We need REAL experts to come together to work on this definition along with all the other aspects of a future UK medical cannabis policy which MUST be made to listen to and take on board the voices, knowledge and experience of patients.
There are some very exciting plans being formulated to address this. See the #UPASurvey below and Watch this Space for more news coming soon.
Dr. Rosemary Mazanet - Lessons from US and New York State
Rosemary, who is a board certified hematologist and oncologist, who, she added, is a doctor and not a campaigner, started with a general overview of some of the challenges they face in the US, not least that it is still a schedule 1 substance according to federal law, and how the various policies across the states differ such as; Physician training, dispensing pharmacist, qualifying conditions, Amount Dispensed in 30 days, Types, Doseability (mg/oz, tab, pump), Agricultural (flower), edibles (for doseablereasons), Only low dose THC, THC max per dose cap, Testing, manufacturing, Safety (contaminants), Accuracy of cannabinoid content are ALL variables state to state.
In Colorado, for instance, Cannabis Dispensaries have exploded onto the scene with over 1000 (Medical and Adult) now, but they only have about 400 Starbucks and only 200 or so McDonalds Restaurants. There is data showing that 25% of the products for sale are not accurately labelled and 60% of the flower products have traces of mould, heavy metals or other impurities. This suggests a need for more effective controls and regulations. Whereas in states such as Texas and Virginia the regulations are so tough that they have a 1% or 2% THC Cap on available products.
Another serious concern is that almost nowhere in the US records any Adverse Incidents/Indications. They are not reported or even captured in most places. Columbia Care, now in 12 US States, have 30000 regular patients and have completed over 700000 patient transactions, are doing precisely that in New York.

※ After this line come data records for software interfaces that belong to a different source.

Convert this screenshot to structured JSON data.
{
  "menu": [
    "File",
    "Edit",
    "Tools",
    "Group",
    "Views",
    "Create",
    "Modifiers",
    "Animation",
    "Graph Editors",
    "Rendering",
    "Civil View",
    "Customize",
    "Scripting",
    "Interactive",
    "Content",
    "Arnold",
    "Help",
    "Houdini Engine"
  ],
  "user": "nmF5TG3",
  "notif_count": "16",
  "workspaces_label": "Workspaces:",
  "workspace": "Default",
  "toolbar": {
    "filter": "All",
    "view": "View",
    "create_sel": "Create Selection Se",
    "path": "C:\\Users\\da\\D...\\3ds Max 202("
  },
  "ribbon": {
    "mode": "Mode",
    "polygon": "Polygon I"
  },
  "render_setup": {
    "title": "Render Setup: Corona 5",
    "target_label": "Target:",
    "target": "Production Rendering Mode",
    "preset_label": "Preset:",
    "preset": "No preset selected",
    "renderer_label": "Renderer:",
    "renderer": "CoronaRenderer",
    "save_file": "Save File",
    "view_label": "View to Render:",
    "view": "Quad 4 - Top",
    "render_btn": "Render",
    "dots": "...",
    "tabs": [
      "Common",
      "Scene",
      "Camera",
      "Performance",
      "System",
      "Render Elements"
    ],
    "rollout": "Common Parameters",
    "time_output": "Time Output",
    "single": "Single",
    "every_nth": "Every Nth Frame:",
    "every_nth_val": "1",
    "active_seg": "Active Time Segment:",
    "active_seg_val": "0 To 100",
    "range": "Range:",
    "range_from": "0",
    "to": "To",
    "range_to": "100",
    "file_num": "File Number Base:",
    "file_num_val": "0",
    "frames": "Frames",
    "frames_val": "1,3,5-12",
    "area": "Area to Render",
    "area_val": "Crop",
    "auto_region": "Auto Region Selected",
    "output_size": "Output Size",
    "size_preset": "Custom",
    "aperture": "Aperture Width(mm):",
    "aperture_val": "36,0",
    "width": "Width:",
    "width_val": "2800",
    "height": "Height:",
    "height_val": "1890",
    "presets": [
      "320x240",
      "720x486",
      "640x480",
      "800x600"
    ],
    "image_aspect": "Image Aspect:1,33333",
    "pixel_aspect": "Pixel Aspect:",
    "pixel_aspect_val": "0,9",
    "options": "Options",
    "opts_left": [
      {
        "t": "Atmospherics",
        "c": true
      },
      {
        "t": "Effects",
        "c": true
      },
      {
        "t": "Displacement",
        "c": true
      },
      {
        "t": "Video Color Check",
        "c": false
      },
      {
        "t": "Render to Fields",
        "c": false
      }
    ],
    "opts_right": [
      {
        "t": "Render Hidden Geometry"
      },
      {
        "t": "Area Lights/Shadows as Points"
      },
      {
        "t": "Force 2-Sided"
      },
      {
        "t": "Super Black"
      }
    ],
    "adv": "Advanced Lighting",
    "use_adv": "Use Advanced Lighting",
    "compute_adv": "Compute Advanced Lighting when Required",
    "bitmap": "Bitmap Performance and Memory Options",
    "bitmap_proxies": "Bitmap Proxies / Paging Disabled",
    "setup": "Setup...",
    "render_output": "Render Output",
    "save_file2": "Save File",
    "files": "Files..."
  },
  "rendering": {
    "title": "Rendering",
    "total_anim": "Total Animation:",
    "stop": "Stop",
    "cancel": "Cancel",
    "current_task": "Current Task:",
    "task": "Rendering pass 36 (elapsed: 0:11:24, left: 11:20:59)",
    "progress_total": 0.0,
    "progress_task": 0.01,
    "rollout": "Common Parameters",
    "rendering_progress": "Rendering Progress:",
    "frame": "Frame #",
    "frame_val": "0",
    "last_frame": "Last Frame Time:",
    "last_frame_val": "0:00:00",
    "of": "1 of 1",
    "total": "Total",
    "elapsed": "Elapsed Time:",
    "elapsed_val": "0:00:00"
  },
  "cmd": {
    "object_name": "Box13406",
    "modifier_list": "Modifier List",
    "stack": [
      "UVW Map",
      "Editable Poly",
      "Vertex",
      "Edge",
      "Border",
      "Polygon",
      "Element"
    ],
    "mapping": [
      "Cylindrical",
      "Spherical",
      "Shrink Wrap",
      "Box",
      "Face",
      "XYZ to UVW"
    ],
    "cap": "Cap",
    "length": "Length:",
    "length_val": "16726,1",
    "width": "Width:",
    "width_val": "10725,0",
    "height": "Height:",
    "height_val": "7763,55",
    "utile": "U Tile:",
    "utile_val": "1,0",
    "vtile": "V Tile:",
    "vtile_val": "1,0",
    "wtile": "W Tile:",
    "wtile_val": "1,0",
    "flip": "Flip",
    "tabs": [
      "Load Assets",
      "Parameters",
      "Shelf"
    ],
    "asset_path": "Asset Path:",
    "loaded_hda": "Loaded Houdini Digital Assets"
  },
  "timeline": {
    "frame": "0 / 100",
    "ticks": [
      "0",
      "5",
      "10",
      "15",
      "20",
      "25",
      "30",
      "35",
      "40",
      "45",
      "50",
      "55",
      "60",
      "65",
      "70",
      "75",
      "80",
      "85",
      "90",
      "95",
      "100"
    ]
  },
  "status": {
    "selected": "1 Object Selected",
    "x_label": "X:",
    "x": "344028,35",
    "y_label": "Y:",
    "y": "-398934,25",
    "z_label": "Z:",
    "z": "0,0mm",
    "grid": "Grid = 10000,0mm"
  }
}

The New York policy has prioritised Quality along with the direct involvement of Doctors and Dispensing Pharmacists and there are restrictions on what conditions a doctor is authorised to prescribe for, along with limitations on types of cannabis that can be prescribed. There are no "flower" based and edible products authorised. Smoking of any nature is not supported by the policy.
There are significant risks and issues with "Agricultural" or flower products due to quality but also standardisation.

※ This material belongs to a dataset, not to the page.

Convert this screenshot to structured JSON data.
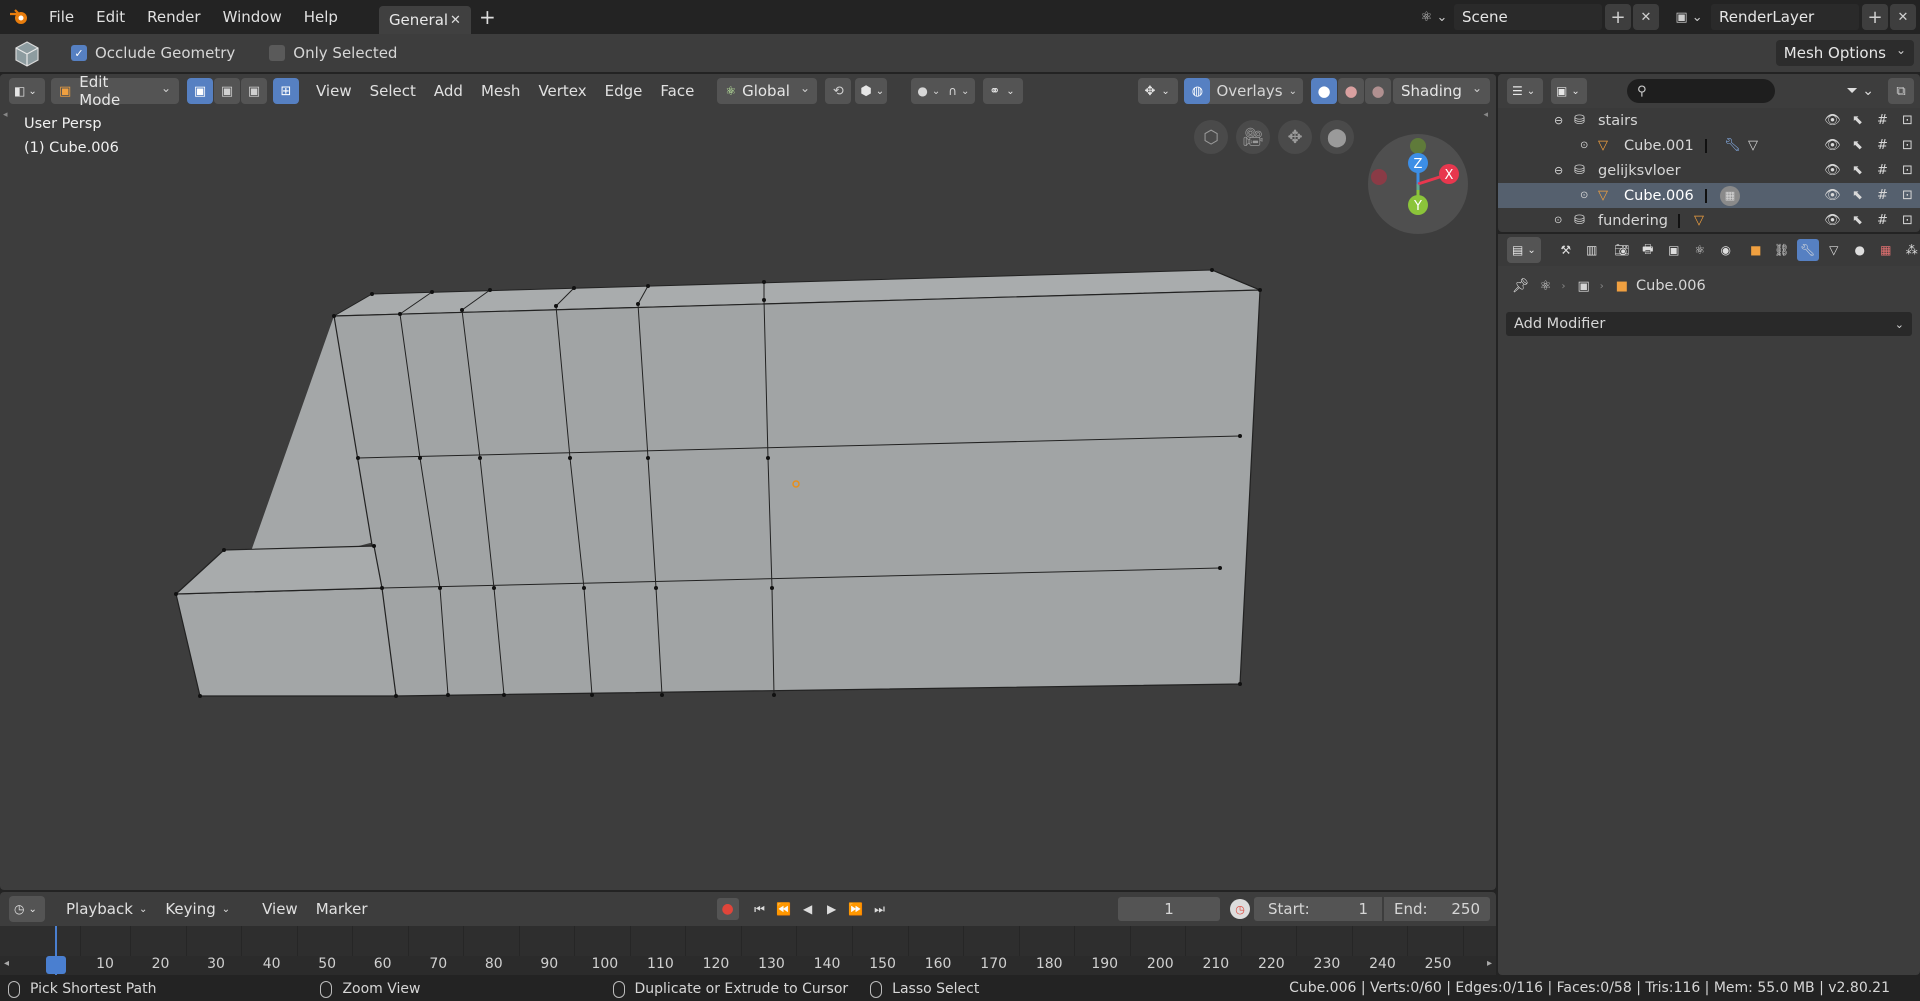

Here we can see a "Heatmap" where the cannabinoid content of full extracts taken from a series of 4 grows, from clones (using exactly the same genetics) at different stages using exactly same environment (Light/Temp/Humidity/Feed/etc..) and grown by the same grower:

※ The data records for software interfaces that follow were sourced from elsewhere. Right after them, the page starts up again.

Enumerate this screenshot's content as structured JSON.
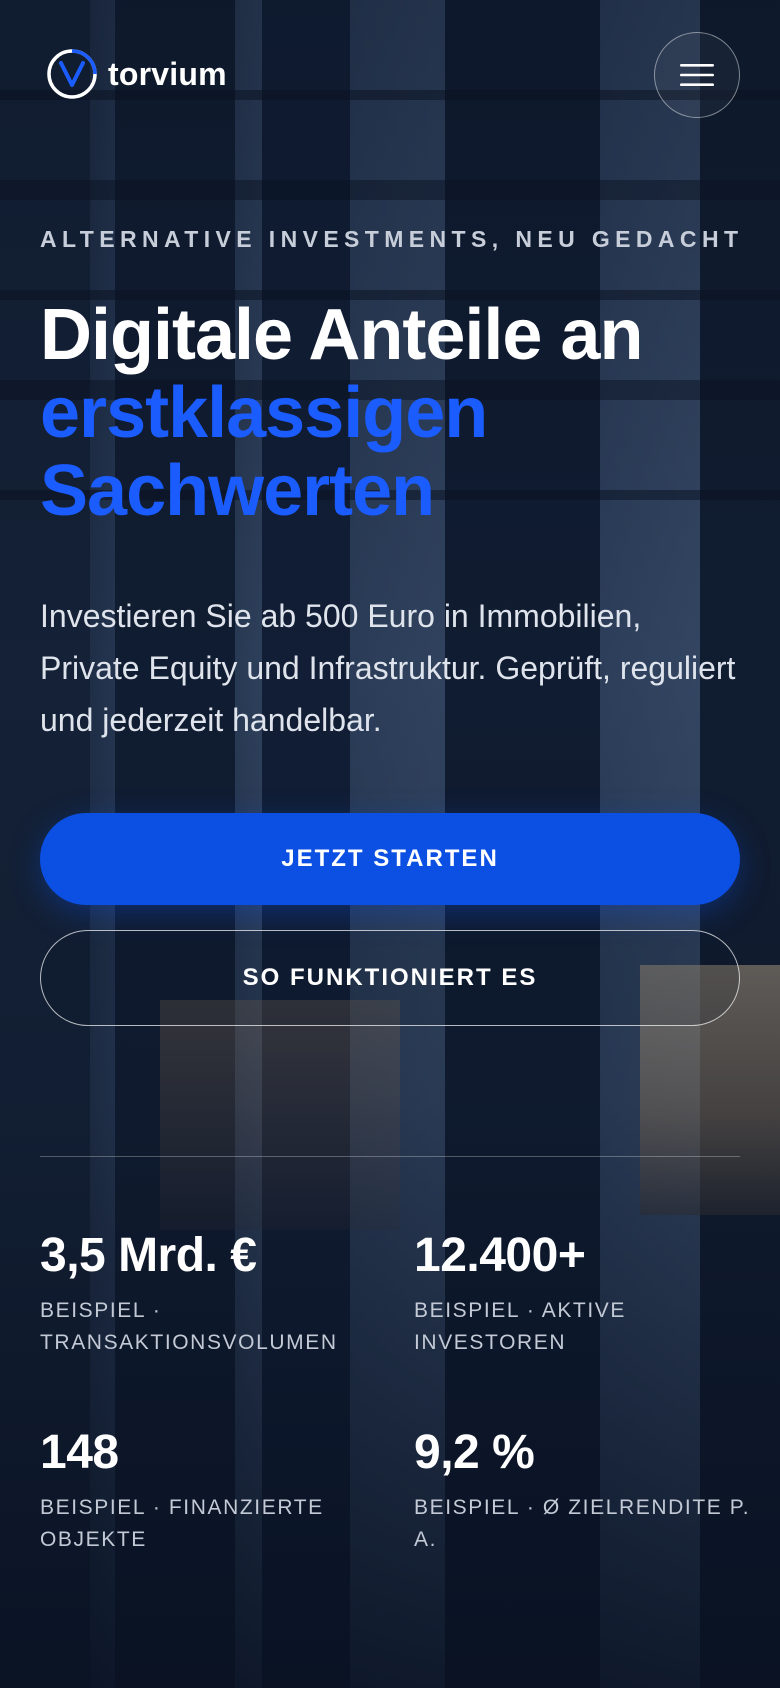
{
  "brand": {
    "name": "torvium",
    "accent": "#1b5cff"
  },
  "header": {
    "menu_icon": "hamburger-menu-icon"
  },
  "hero": {
    "eyebrow": "ALTERNATIVE INVESTMENTS, NEU GEDACHT",
    "headline_line1": "Digitale Anteile an",
    "headline_line2": "erstklassigen",
    "headline_line3": "Sachwerten",
    "lead": "Investieren Sie ab 500 Euro in Immobilien, Private Equity und Infrastruktur. Geprüft, reguliert und jederzeit handelbar.",
    "primary_cta": "JETZT STARTEN",
    "secondary_cta": "SO FUNKTIONIERT ES"
  },
  "stats": [
    {
      "value": "3,5 Mrd. €",
      "label": "BEISPIEL · TRANSAKTIONSVOLUMEN"
    },
    {
      "value": "12.400+",
      "label": "BEISPIEL · AKTIVE INVESTOREN"
    },
    {
      "value": "148",
      "label": "BEISPIEL · FINANZIERTE OBJEKTE"
    },
    {
      "value": "9,2 %",
      "label": "BEISPIEL · Ø ZIELRENDITE P. A."
    }
  ],
  "colors": {
    "primary_button": "#0b4fe3",
    "background": "#0b1526"
  }
}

There is a minimum 25% cannabinoid profile difference at each and every point with some cannabinoids being 100% different, including CBD and THC which may adequately explain why what is believed to be exactly the same product in two patients with the same demographics and symptoms can experience quite radically different results. This is not something you want when treating a serious, chronic condition and most especially if you are treating a sick child.
This is why, standardisation is important and why it is felt by many companies and policy makers that flower "should not be given the status of Medicine" (ACMD's Recent response)
There are opposing views on this from those who say they can "standardise" the contents of grown cannabis, which we expect to be sharing at a future "Masterclass".
In order to make sure the needs of all patients are addressed as we design policy for the UK, we have to make good arguments backed by evidence which is why United Patients Alliance are urging ALL those who consume cannabis in the UK therapeutically to take our new 2018 Medical Cannabis Survey whose results will feed directly into this process.
The results will bring the Voice of the Patient to bear, helping to ensure there is #nopatientleftbehind - Get your voice heard - Do the survey NOW! Please share the link with everyone you know.
Jon Liebling - Political Director - United Patients Alliance